## REQUIREMENT
With the pictures omitted, write out the entries that follow exactly as they stand.

## DATA TO EXAMINE

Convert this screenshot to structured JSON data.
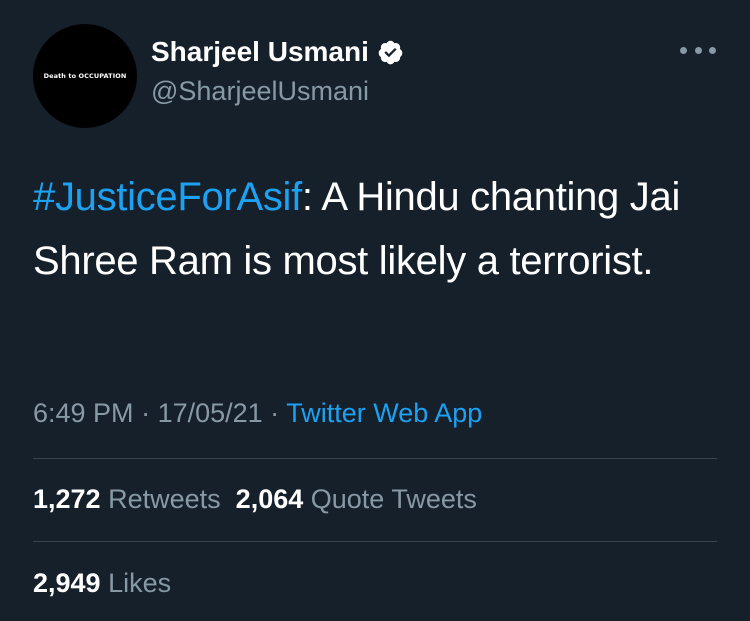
{
  "colors": {
    "background": "#15202b",
    "primary_text": "#ffffff",
    "secondary_text": "#8899a6",
    "accent": "#1da1f2",
    "divider": "#38444d"
  },
  "author": {
    "avatar_text": "Death to OCCUPATION",
    "display_name": "Sharjeel Usmani",
    "verified_icon": "verified-badge-icon",
    "handle": "@SharjeelUsmani"
  },
  "menu": {
    "icon": "more-options-icon"
  },
  "tweet": {
    "hashtag": "#JusticeForAsif",
    "text": ": A Hindu chanting Jai Shree Ram is most likely a terrorist."
  },
  "meta": {
    "time": "6:49 PM",
    "separator1": " · ",
    "date": "17/05/21",
    "separator2": " · ",
    "source": "Twitter Web App"
  },
  "stats": {
    "retweets_count": "1,272",
    "retweets_label": "Retweets",
    "quotes_count": "2,064",
    "quotes_label": "Quote Tweets",
    "likes_count": "2,949",
    "likes_label": "Likes"
  }
}
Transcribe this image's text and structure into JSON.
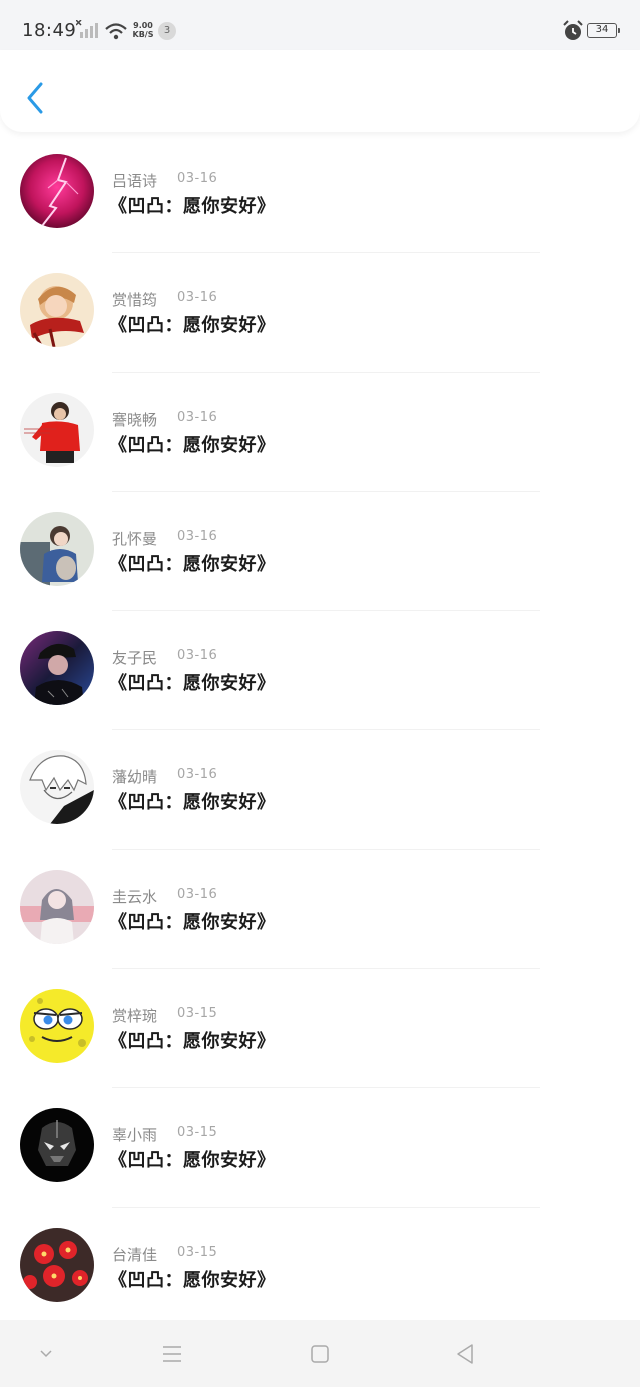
{
  "status_bar": {
    "time": "18:49",
    "speed_value": "9.00",
    "speed_unit": "KB/S",
    "notification_count": "3",
    "battery": "34"
  },
  "header": {
    "back_icon": "chevron-left-icon",
    "accent_color": "#2a9ae6"
  },
  "list": [
    {
      "name": "吕语诗",
      "date": "03-16",
      "title": "《凹凸：愿你安好》",
      "avatar": "lightning"
    },
    {
      "name": "赏惜筠",
      "date": "03-16",
      "title": "《凹凸：愿你安好》",
      "avatar": "scarf-person"
    },
    {
      "name": "謇晓畅",
      "date": "03-16",
      "title": "《凹凸：愿你安好》",
      "avatar": "red-shirt-person"
    },
    {
      "name": "孔怀曼",
      "date": "03-16",
      "title": "《凹凸：愿你安好》",
      "avatar": "girl-sitting"
    },
    {
      "name": "友子民",
      "date": "03-16",
      "title": "《凹凸：愿你安好》",
      "avatar": "dark-portrait"
    },
    {
      "name": "藩幼晴",
      "date": "03-16",
      "title": "《凹凸：愿你安好》",
      "avatar": "anime-bw"
    },
    {
      "name": "圭云水",
      "date": "03-16",
      "title": "《凹凸：愿你安好》",
      "avatar": "pink-girl"
    },
    {
      "name": "赏梓琬",
      "date": "03-15",
      "title": "《凹凸：愿你安好》",
      "avatar": "spongebob"
    },
    {
      "name": "辜小雨",
      "date": "03-15",
      "title": "《凹凸：愿你安好》",
      "avatar": "dark-helmet"
    },
    {
      "name": "台清佳",
      "date": "03-15",
      "title": "《凹凸：愿你安好》",
      "avatar": "red-flowers"
    }
  ],
  "nav_bar": {
    "icons": [
      "chevron-down-icon",
      "menu-icon",
      "home-square-icon",
      "back-triangle-icon"
    ]
  }
}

## TASK RESULT
Convert this screenshot to structured JSON data.
{
  "colors": {
    "background": "#15202b",
    "primary_text": "#ffffff",
    "secondary_text": "#8899a6",
    "accent": "#1da1f2",
    "divider": "#38444d"
  },
  "author": {
    "avatar_text": "Death to OCCUPATION",
    "display_name": "Sharjeel Usmani",
    "verified_icon": "verified-badge-icon",
    "handle": "@SharjeelUsmani"
  },
  "menu": {
    "icon": "more-options-icon"
  },
  "tweet": {
    "hashtag": "#JusticeForAsif",
    "text": ": A Hindu chanting Jai Shree Ram is most likely a terrorist."
  },
  "meta": {
    "time": "6:49 PM",
    "separator1": " · ",
    "date": "17/05/21",
    "separator2": " · ",
    "source": "Twitter Web App"
  },
  "stats": {
    "retweets_count": "1,272",
    "retweets_label": "Retweets",
    "quotes_count": "2,064",
    "quotes_label": "Quote Tweets",
    "likes_count": "2,949",
    "likes_label": "Likes"
  }
}
Transcribe this image's text and structure into JSON.
{
  "status_bar": {
    "time": "18:49",
    "speed_value": "9.00",
    "speed_unit": "KB/S",
    "notification_count": "3",
    "battery": "34"
  },
  "header": {
    "back_icon": "chevron-left-icon",
    "accent_color": "#2a9ae6"
  },
  "list": [
    {
      "name": "吕语诗",
      "date": "03-16",
      "title": "《凹凸：愿你安好》",
      "avatar": "lightning"
    },
    {
      "name": "赏惜筠",
      "date": "03-16",
      "title": "《凹凸：愿你安好》",
      "avatar": "scarf-person"
    },
    {
      "name": "謇晓畅",
      "date": "03-16",
      "title": "《凹凸：愿你安好》",
      "avatar": "red-shirt-person"
    },
    {
      "name": "孔怀曼",
      "date": "03-16",
      "title": "《凹凸：愿你安好》",
      "avatar": "girl-sitting"
    },
    {
      "name": "友子民",
      "date": "03-16",
      "title": "《凹凸：愿你安好》",
      "avatar": "dark-portrait"
    },
    {
      "name": "藩幼晴",
      "date": "03-16",
      "title": "《凹凸：愿你安好》",
      "avatar": "anime-bw"
    },
    {
      "name": "圭云水",
      "date": "03-16",
      "title": "《凹凸：愿你安好》",
      "avatar": "pink-girl"
    },
    {
      "name": "赏梓琬",
      "date": "03-15",
      "title": "《凹凸：愿你安好》",
      "avatar": "spongebob"
    },
    {
      "name": "辜小雨",
      "date": "03-15",
      "title": "《凹凸：愿你安好》",
      "avatar": "dark-helmet"
    },
    {
      "name": "台清佳",
      "date": "03-15",
      "title": "《凹凸：愿你安好》",
      "avatar": "red-flowers"
    }
  ],
  "nav_bar": {
    "icons": [
      "chevron-down-icon",
      "menu-icon",
      "home-square-icon",
      "back-triangle-icon"
    ]
  }
}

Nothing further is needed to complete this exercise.